* _SOURCE MATERIAL_:
::::

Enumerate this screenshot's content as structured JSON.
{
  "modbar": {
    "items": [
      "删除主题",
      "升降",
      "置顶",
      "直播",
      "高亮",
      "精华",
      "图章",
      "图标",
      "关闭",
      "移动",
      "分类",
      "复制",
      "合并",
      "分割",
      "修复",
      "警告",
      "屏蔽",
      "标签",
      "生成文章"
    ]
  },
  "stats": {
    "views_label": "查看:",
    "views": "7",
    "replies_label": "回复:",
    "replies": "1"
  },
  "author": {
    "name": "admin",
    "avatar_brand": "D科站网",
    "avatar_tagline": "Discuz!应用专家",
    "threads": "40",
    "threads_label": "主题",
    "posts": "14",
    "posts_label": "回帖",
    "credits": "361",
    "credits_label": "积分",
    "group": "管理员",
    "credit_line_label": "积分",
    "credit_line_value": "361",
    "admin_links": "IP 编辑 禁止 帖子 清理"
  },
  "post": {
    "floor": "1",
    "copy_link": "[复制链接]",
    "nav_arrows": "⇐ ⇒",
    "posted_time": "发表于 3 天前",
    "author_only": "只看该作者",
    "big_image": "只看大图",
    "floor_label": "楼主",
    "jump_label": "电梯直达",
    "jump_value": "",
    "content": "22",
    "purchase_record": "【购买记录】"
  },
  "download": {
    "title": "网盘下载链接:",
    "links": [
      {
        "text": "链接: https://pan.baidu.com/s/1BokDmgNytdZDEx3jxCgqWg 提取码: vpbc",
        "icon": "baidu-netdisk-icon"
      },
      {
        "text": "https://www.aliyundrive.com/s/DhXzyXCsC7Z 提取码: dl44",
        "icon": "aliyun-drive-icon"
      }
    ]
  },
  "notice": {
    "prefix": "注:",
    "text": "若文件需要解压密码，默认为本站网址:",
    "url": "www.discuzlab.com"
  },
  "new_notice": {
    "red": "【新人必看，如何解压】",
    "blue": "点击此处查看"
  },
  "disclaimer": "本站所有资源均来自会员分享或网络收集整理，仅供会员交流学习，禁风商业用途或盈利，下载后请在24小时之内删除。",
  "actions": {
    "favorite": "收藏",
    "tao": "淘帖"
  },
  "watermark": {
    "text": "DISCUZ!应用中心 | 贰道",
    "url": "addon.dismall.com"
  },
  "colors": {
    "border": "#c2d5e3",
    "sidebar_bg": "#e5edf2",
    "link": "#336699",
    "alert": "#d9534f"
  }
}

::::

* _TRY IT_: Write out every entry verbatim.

* _PROBLEM SOLUTION_:
Enumerate this screenshot's content as structured JSON.
{
  "modbar": {
    "items": [
      "删除主题",
      "升降",
      "置顶",
      "直播",
      "高亮",
      "精华",
      "图章",
      "图标",
      "关闭",
      "移动",
      "分类",
      "复制",
      "合并",
      "分割",
      "修复",
      "警告",
      "屏蔽",
      "标签",
      "生成文章"
    ]
  },
  "stats": {
    "views_label": "查看:",
    "views": "7",
    "replies_label": "回复:",
    "replies": "1"
  },
  "author": {
    "name": "admin",
    "avatar_brand": "D科站网",
    "avatar_tagline": "Discuz!应用专家",
    "threads": "40",
    "threads_label": "主题",
    "posts": "14",
    "posts_label": "回帖",
    "credits": "361",
    "credits_label": "积分",
    "group": "管理员",
    "credit_line_label": "积分",
    "credit_line_value": "361",
    "admin_links": "IP 编辑 禁止 帖子 清理"
  },
  "post": {
    "floor": "1",
    "copy_link": "[复制链接]",
    "nav_arrows": "⇐ ⇒",
    "posted_time": "发表于 3 天前",
    "author_only": "只看该作者",
    "big_image": "只看大图",
    "floor_label": "楼主",
    "jump_label": "电梯直达",
    "jump_value": "",
    "content": "22",
    "purchase_record": "【购买记录】"
  },
  "download": {
    "title": "网盘下载链接:",
    "links": [
      {
        "text": "链接: https://pan.baidu.com/s/1BokDmgNytdZDEx3jxCgqWg 提取码: vpbc",
        "icon": "baidu-netdisk-icon"
      },
      {
        "text": "https://www.aliyundrive.com/s/DhXzyXCsC7Z 提取码: dl44",
        "icon": "aliyun-drive-icon"
      }
    ]
  },
  "notice": {
    "prefix": "注:",
    "text": "若文件需要解压密码，默认为本站网址:",
    "url": "www.discuzlab.com"
  },
  "new_notice": {
    "red": "【新人必看，如何解压】",
    "blue": "点击此处查看"
  },
  "disclaimer": "本站所有资源均来自会员分享或网络收集整理，仅供会员交流学习，禁风商业用途或盈利，下载后请在24小时之内删除。",
  "actions": {
    "favorite": "收藏",
    "tao": "淘帖"
  },
  "watermark": {
    "text": "DISCUZ!应用中心 | 贰道",
    "url": "addon.dismall.com"
  },
  "colors": {
    "border": "#c2d5e3",
    "sidebar_bg": "#e5edf2",
    "link": "#336699",
    "alert": "#d9534f"
  }
}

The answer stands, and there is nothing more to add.